Date: Thu, 27 Apr 1995 12:42:30 -0400 From: beerman at amberwaves.mv.com (Bill Toothaker) Subject: Re: primary explosion >Date: Tue, 25 Apr 95 11:24:56 EST >From: "Thomas Lajoie" <lajoiet at CC.IMS.DISA.MIL> >Subject: got dropped/primary explosion > > Hi, > > I recently brewed John Campbell's Honey/Wheat recipe from HBD# 1705 (I > don't plan on priming with honey though!!) It went into the primary > bucket Sunday and seemed to be fermenting nicely.....BOOM!! Tuesday > morning my airlock and lid had launched. I noticed that there was a > foamy residue approaching the top of the bucket, and this apparently > clogged the airlock, causing the explosion?? Anybody got any > suggestions on how to avoid this in the future?? Is my batch ruined > or just stick it out and wait?? > Tom: Your beer should be fine. In the future the best remedy would be to use a carboy and get a blowoff tube (1 1/8" dia) wich fits tight in the neck. The other end goes in a container of water. A gallon milk jug works great because the hose fits tight in the neck also.(put hole for air to escape in handle) This hose will carry the Krausen(foamy stuff) away from your brew along with removing some bitter tannins, giving you a "smoother" beer. This should also keep you from blowing your top. Brew On!! > ****************************************************************** * Bill the Beerman * for electroic homebrew catalog: * * Amber Waves Homebrew * beerman at amberwaves.mv.co * * & Dart Supplies * Trivia Question of the week * * 5 Central Ave. * Name 3 beer brands that * * Rochester, NH 03867 * Have a bull on their label * * (603)335-4707 * HOPPY BREWING!! * ****************************************************************** Return to table of contents

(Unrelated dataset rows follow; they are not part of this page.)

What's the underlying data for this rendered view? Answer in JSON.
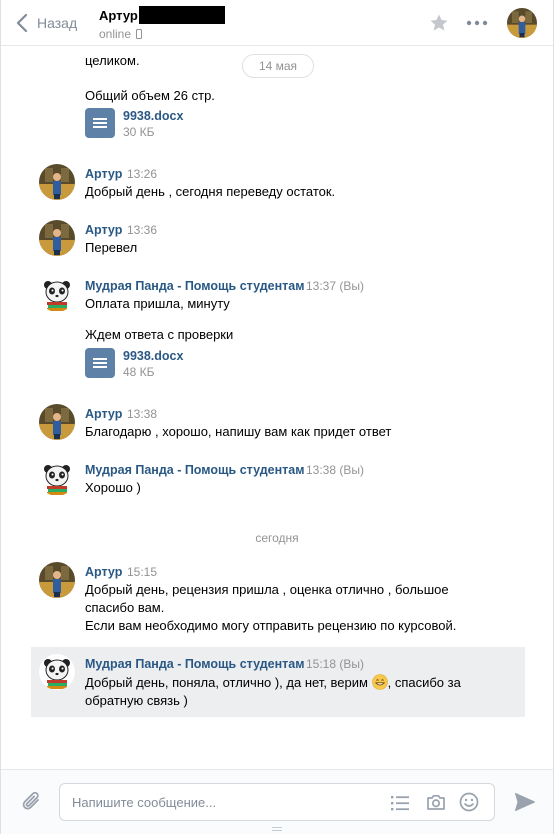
{
  "header": {
    "back_label": "Назад",
    "peer_name": "Артур",
    "peer_status": "online"
  },
  "messages_area": {
    "date_pill": "14 мая",
    "date_today": "сегодня"
  },
  "messages": [
    {
      "text": "целиком."
    },
    {
      "text": "Общий объем 26 стр."
    },
    {
      "doc": {
        "name": "9938.docx",
        "size": "30 КБ"
      }
    },
    {
      "author": "Артур",
      "time": "13:26",
      "text": "Добрый день , сегодня переведу остаток."
    },
    {
      "author": "Артур",
      "time": "13:36",
      "text": "Перевел"
    },
    {
      "author": "Мудрая Панда - Помощь студентам",
      "time": "13:37",
      "suffix": "(Вы)",
      "text1": "Оплата пришла, минуту",
      "text2": "Ждем ответа с проверки",
      "doc": {
        "name": "9938.docx",
        "size": "48 КБ"
      }
    },
    {
      "author": "Артур",
      "time": "13:38",
      "text": "Благодарю , хорошо, напишу вам как придет ответ"
    },
    {
      "author": "Мудрая Панда - Помощь студентам",
      "time": "13:38",
      "suffix": "(Вы)",
      "text": "Хорошо )"
    },
    {
      "author": "Артур",
      "time": "15:15",
      "line1": "Добрый день, рецензия пришла , оценка отлично , большое",
      "line2": "спасибо вам.",
      "line3": "Если вам необходимо могу отправить рецензию по курсовой."
    },
    {
      "author": "Мудрая Панда - Помощь студентам",
      "time": "15:18",
      "suffix": "(Вы)",
      "line1a": "Добрый день, поняла, отлично ), да нет, верим",
      "line1b": ", спасибо за",
      "line2": "обратную связь )"
    }
  ],
  "composer": {
    "placeholder": "Напишите сообщение..."
  },
  "colors": {
    "link": "#2a5885",
    "muted": "#939393",
    "doc_icon": "#5e81a8",
    "highlight_bg": "#edeef0"
  },
  "icons": [
    "chevron-left-icon",
    "phone-icon",
    "star-icon",
    "more-dots-icon",
    "document-icon",
    "paperclip-icon",
    "list-icon",
    "camera-icon",
    "smile-icon",
    "send-icon"
  ]
}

Date: Thu, 27 Apr 95 9:47:13 PDT From: ELQ1%Maint%HBPP at bangate.pge.com Subject: Coyote... Its nearing the end of winter, the scurvy dog Coyote should be coming out of hibernation any time soon, and raiding the local breweries, Be sure to lock up your grain koops, Soon his howling sill be heard, and all will be well. Ed Quier ELQ1 at PGE.COM 707-444-0718wk Return to table of contents
Date: Thu, 27 Apr 1995 13:21:05 -0400 (EDT) From: "Joseph E. Santos" <jesantos at WPI.EDU> Subject: Sombody's cornered the market! Thank you one and all who answered my question regarding the color wheel. I've received 20 responses so far and they all seem to point to Dennis Davison's index card size slide with various colored films on it. I guess I'll be getting another toy for brewing soon. Just don't tell my wife :) Thanks again DR J (Just another happy homebrewer!) Return to table of contents
End of HOMEBREW Digest #1717, 04/28/95